- In a survey of 183 C-suite hospital executives, the primary concern (57%) was improving patient access to ambulatory or outpatient settings, Advisory Board Company found.
- Following outpatient access, executives were concerned about expense reduction (57%), boosting outpatient procedural market share (55%), minimizing unwarranted clinical variation (54%), and controlling avoidable utilization (49%).
- A year ago, minimizing unwanted variation in care cost and quality topped the field at 53%. This year, controlling avoidable utilization of care resources held steady at fifth.
While the sample size of the study was relatively small compared to the presumed C-suite executive positions in the 5,564 registered hospitals that American Hospital Association recognizes, the results of the survey make complete sense as care slightly moves away from hospitals and individuals entertain telehealth and low-acuity primary care options.
Overall, the changes in interest point to hospitals and health systems increasingly seeing their relationships with physicians as potential points of differentiation from other providers in their communities, according to Advisory Board. "The uncertainty on timing and specifics of the repeal of the ACA, as well as MACRA, are creating more momentum from physicians to seek support and alignment with health systems," said Lisa Bielamowicz, MD, Chief Medical Officer and SVP, Research at Advisory Board. "While demand for physician employment is at a near-record high, hospitals should use this moment to refocus their physician strategies on building a network centered on delivering accessible, lower cost and reliable healthcare. This will advantage systems regardless of the specifics of payment reform."
With data playing the devil's advocate, it makes sense why hospital executives are looking to expand outpatient and ambulatory opportunities.
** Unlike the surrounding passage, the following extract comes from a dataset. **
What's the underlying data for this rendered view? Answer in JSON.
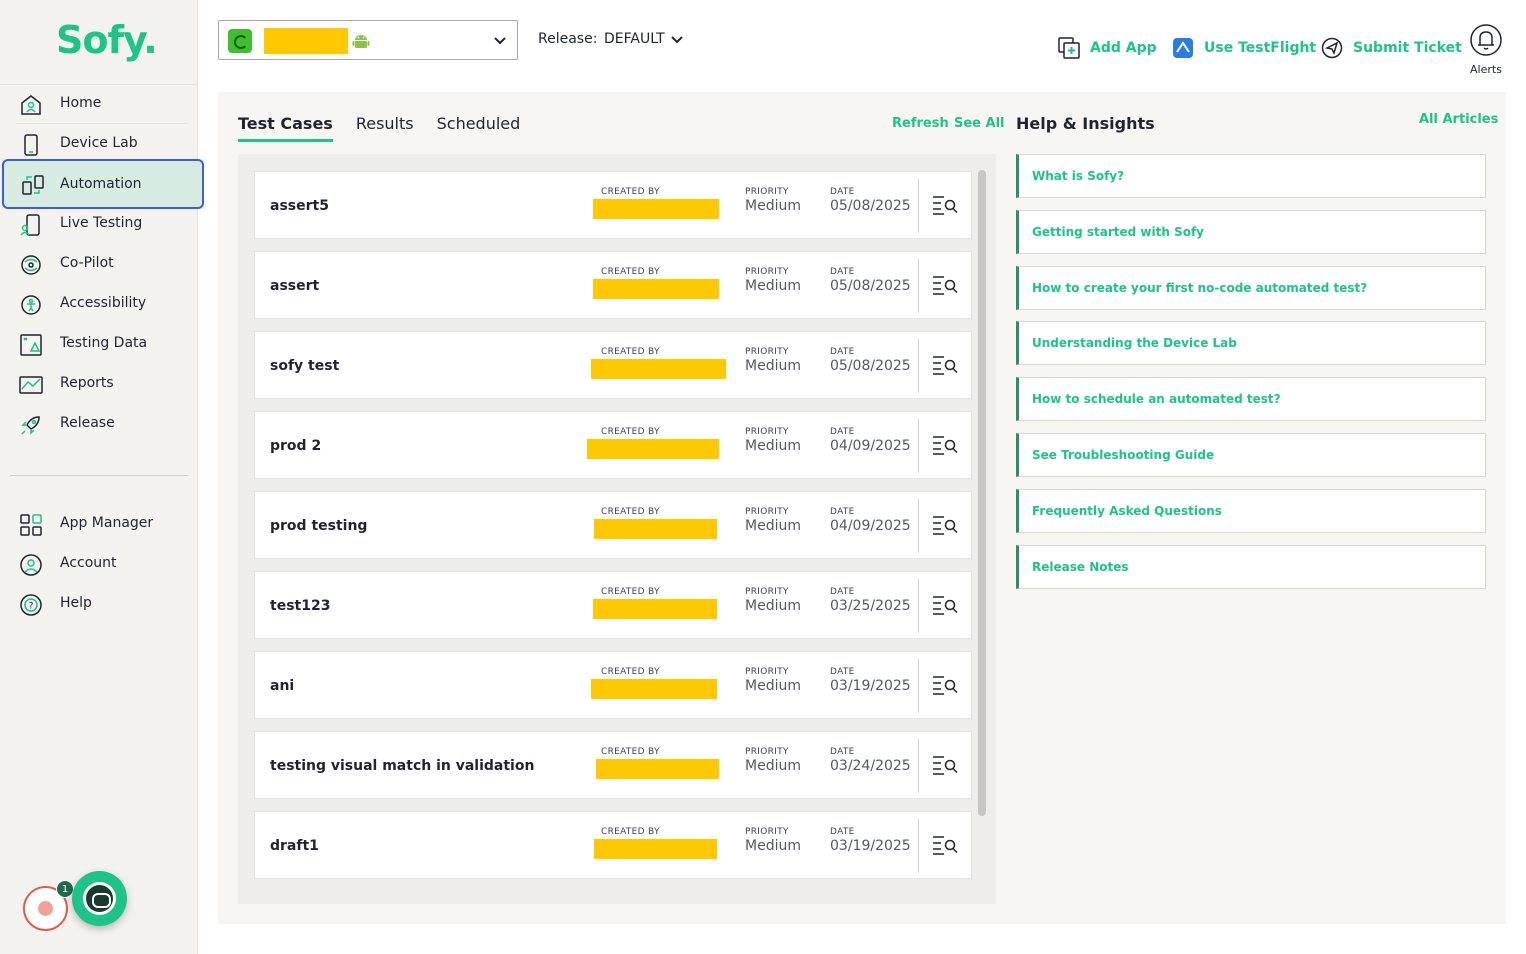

Hospital utilization as well as hospital beds are on the decline while expenses are rising. ABC's analysis of using provider relationships as a differentiator slightly acknowledges that the hospital-physician power relationship is going back and forth. While some physicians are seeking employment in hospitals, others are leaving hospitals to pursue less stressful jobs such as telehealth and/or consulting opportunities.
Either situation underscores the need for physician burnout to be addressed. If hospital executives are looking to get a piece of the outpatient pie whether through partnerships or acquisitions as well as leverage providers as a differentiator, both scenarios presume an importance on the provider-patient relationship in addition to ease of access. If providers are overworked or hard to reach, then such efforts may come up short.
The survey did not mention how executives intend to reach these goals but solutions such as telehealth or partnering with, opening or buying a primary care clinic are only a couple of options to achieve their goals. It will be interesting to see how the space has moved toward the end of the year.